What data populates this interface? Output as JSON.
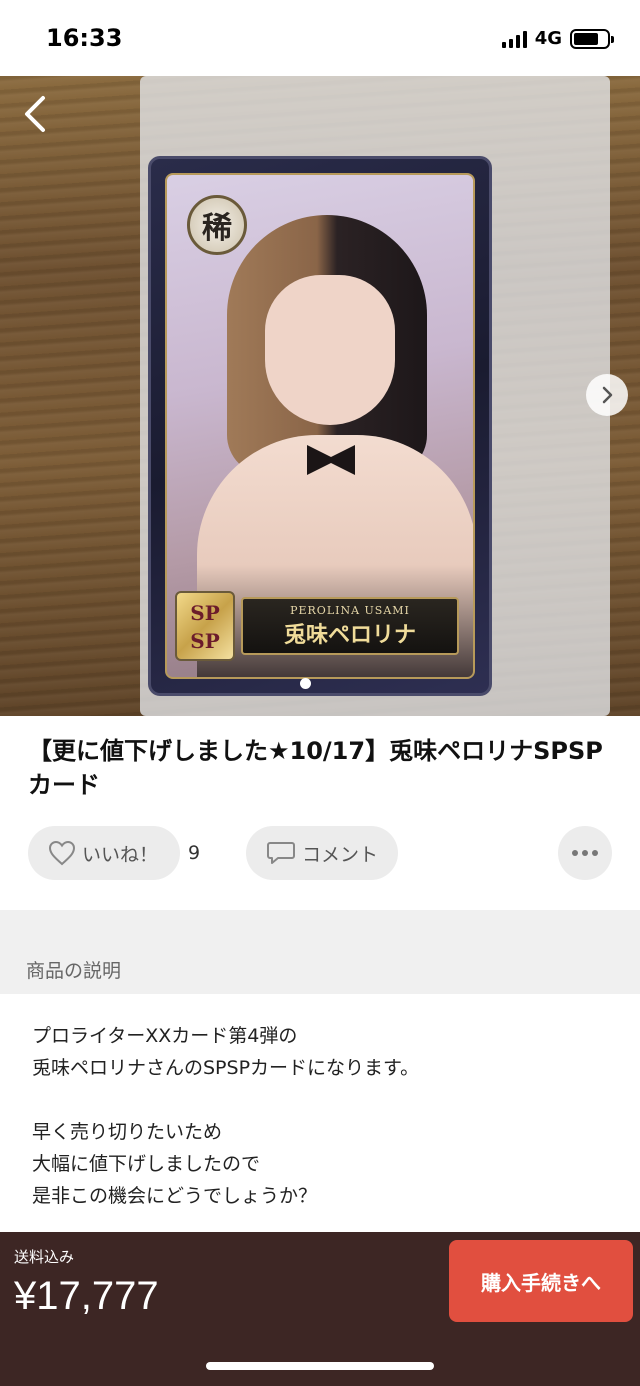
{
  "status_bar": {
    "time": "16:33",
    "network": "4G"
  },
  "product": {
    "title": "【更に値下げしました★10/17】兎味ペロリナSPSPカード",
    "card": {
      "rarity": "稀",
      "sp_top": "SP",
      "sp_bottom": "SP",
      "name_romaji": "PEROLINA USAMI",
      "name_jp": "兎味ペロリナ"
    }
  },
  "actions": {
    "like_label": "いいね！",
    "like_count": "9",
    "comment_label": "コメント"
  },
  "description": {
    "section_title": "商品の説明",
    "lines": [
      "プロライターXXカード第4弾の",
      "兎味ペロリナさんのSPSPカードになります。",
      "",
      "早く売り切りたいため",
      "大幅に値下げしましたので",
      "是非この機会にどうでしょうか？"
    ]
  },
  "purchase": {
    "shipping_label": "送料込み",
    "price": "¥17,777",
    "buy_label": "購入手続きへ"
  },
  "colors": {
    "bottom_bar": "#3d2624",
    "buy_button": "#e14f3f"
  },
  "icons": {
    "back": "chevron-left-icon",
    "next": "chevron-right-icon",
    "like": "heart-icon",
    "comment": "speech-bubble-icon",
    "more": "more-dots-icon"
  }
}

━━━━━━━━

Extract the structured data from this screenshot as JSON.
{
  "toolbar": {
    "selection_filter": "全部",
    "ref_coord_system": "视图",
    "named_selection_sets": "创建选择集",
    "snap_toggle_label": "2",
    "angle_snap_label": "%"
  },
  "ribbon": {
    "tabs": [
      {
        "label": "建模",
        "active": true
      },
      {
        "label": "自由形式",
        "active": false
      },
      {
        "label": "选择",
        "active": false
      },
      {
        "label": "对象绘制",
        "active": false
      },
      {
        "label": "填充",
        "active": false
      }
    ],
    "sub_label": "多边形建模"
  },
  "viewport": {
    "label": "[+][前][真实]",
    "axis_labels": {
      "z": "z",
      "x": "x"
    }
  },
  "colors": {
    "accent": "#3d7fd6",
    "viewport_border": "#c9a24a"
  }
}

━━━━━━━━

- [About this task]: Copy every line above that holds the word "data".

- [Answer to the exercise]:
What data populates this interface? Output as JSON.
Extract the structured data from this screenshot as JSON.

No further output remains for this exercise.